What to do — Copy each line from the data that has the word "Main" in it.

[[ Data extract open ]]

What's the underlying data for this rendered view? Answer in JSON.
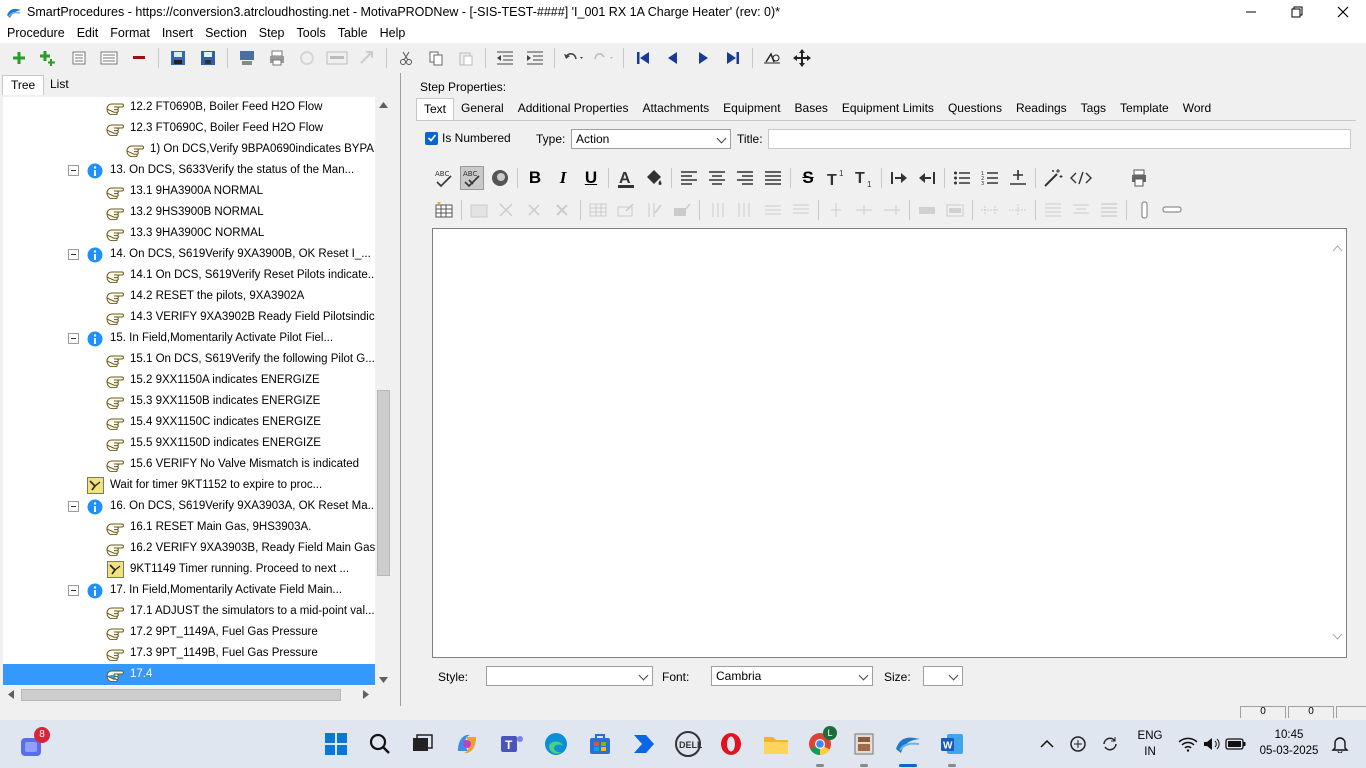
{
  "window": {
    "title": "SmartProcedures - https://conversion3.atrcloudhosting.net - MotivaPRODNew - [-SIS-TEST-####] 'I_001 RX 1A Charge Heater' (rev: 0)*"
  },
  "menu": [
    "Procedure",
    "Edit",
    "Format",
    "Insert",
    "Section",
    "Step",
    "Tools",
    "Table",
    "Help"
  ],
  "left_tabs": [
    "Tree",
    "List"
  ],
  "tree_items": [
    {
      "text": "12.2 FT0690B, Boiler Feed H2O Flow",
      "icon": "step-hand-icon",
      "selected": false
    },
    {
      "text": "12.3 FT0690C, Boiler Feed H2O Flow",
      "icon": "step-hand-icon",
      "selected": false
    },
    {
      "text": "1) On DCS,Verify  9BPA0690indicates  BYPA...",
      "icon": "step-hand-icon",
      "selected": false
    },
    {
      "text": "13. On DCS, S633Verify the status of the Man...",
      "icon": "info-icon",
      "selected": false
    },
    {
      "text": "13.1 9HA3900A        NORMAL",
      "icon": "step-hand-icon",
      "selected": false
    },
    {
      "text": "13.2 9HS3900B        NORMAL",
      "icon": "step-hand-icon",
      "selected": false
    },
    {
      "text": "13.3 9HA3900C        NORMAL",
      "icon": "step-hand-icon",
      "selected": false
    },
    {
      "text": "14. On DCS, S619Verify 9XA3900B, OK Reset I_...",
      "icon": "info-icon",
      "selected": false
    },
    {
      "text": "14.1 On DCS, S619Verify Reset Pilots indicate...",
      "icon": "step-hand-icon",
      "selected": false
    },
    {
      "text": "14.2 RESET the pilots, 9XA3902A",
      "icon": "step-hand-icon",
      "selected": false
    },
    {
      "text": "14.3 VERIFY 9XA3902B Ready Field Pilotsindic...",
      "icon": "step-hand-icon",
      "selected": false
    },
    {
      "text": "15. In Field,Momentarily Activate Pilot Fiel...",
      "icon": "info-icon",
      "selected": false
    },
    {
      "text": "15.1 On DCS, S619Verify the following Pilot G...",
      "icon": "step-hand-icon",
      "selected": false
    },
    {
      "text": "15.2 9XX1150A indicates ENERGIZE",
      "icon": "step-hand-icon",
      "selected": false
    },
    {
      "text": "15.3 9XX1150B indicates ENERGIZE",
      "icon": "step-hand-icon",
      "selected": false
    },
    {
      "text": "15.4 9XX1150C indicates ENERGIZE",
      "icon": "step-hand-icon",
      "selected": false
    },
    {
      "text": "15.5 9XX1150D indicates ENERGIZE",
      "icon": "step-hand-icon",
      "selected": false
    },
    {
      "text": "15.6 VERIFY No Valve Mismatch is indicated",
      "icon": "step-hand-icon",
      "selected": false
    },
    {
      "text": "Wait for timer 9KT1152 to expire to proc...",
      "icon": "timer-icon",
      "selected": false
    },
    {
      "text": "16. On DCS, S619Verify 9XA3903A, OK Reset Ma...",
      "icon": "info-icon",
      "selected": false
    },
    {
      "text": "16.1 RESET Main Gas, 9HS3903A.",
      "icon": "step-hand-icon",
      "selected": false
    },
    {
      "text": "16.2 VERIFY 9XA3903B, Ready Field Main Gasi...",
      "icon": "step-hand-icon",
      "selected": false
    },
    {
      "text": "9KT1149 Timer running.  Proceed to next ...",
      "icon": "timer-icon",
      "selected": false
    },
    {
      "text": "17. In Field,Momentarily Activate Field Main...",
      "icon": "info-icon",
      "selected": false
    },
    {
      "text": "17.1 ADJUST the simulators to a mid-point val...",
      "icon": "step-hand-icon",
      "selected": false
    },
    {
      "text": "17.2 9PT_1149A, Fuel Gas Pressure",
      "icon": "step-hand-icon",
      "selected": false
    },
    {
      "text": "17.3 9PT_1149B, Fuel Gas Pressure",
      "icon": "step-hand-icon",
      "selected": false
    },
    {
      "text": "17.4",
      "icon": "step-hand-icon",
      "selected": true
    }
  ],
  "right": {
    "step_properties_label": "Step Properties:",
    "tabs": [
      "Text",
      "General",
      "Additional Properties",
      "Attachments",
      "Equipment",
      "Bases",
      "Equipment Limits",
      "Questions",
      "Readings",
      "Tags",
      "Template",
      "Word"
    ],
    "is_numbered_label": "Is Numbered",
    "type_label": "Type:",
    "type_value": "Action",
    "title_label": "Title:",
    "title_value": "",
    "style_label": "Style:",
    "style_value": "",
    "font_label": "Font:",
    "font_value": "Cambria",
    "size_label": "Size:",
    "size_value": ""
  },
  "status": {
    "box1": "0",
    "box2": "0"
  },
  "taskbar": {
    "notification_badge": "8",
    "chrome_badge": "L",
    "lang_line1": "ENG",
    "lang_line2": "IN",
    "time": "10:45",
    "date": "05-03-2025"
  },
  "colors": {
    "selection": "#3399ff",
    "info_icon": "#1e90ff",
    "checkbox": "#0a64d0"
  }
}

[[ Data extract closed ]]

Your solution —
      "text": "16.1 RESET Main Gas, 9HS3903A.",
      "text": "16.2 VERIFY 9XA3903B, Ready Field Main Gasi...",
      "text": "17. In Field,Momentarily Activate Field Main...",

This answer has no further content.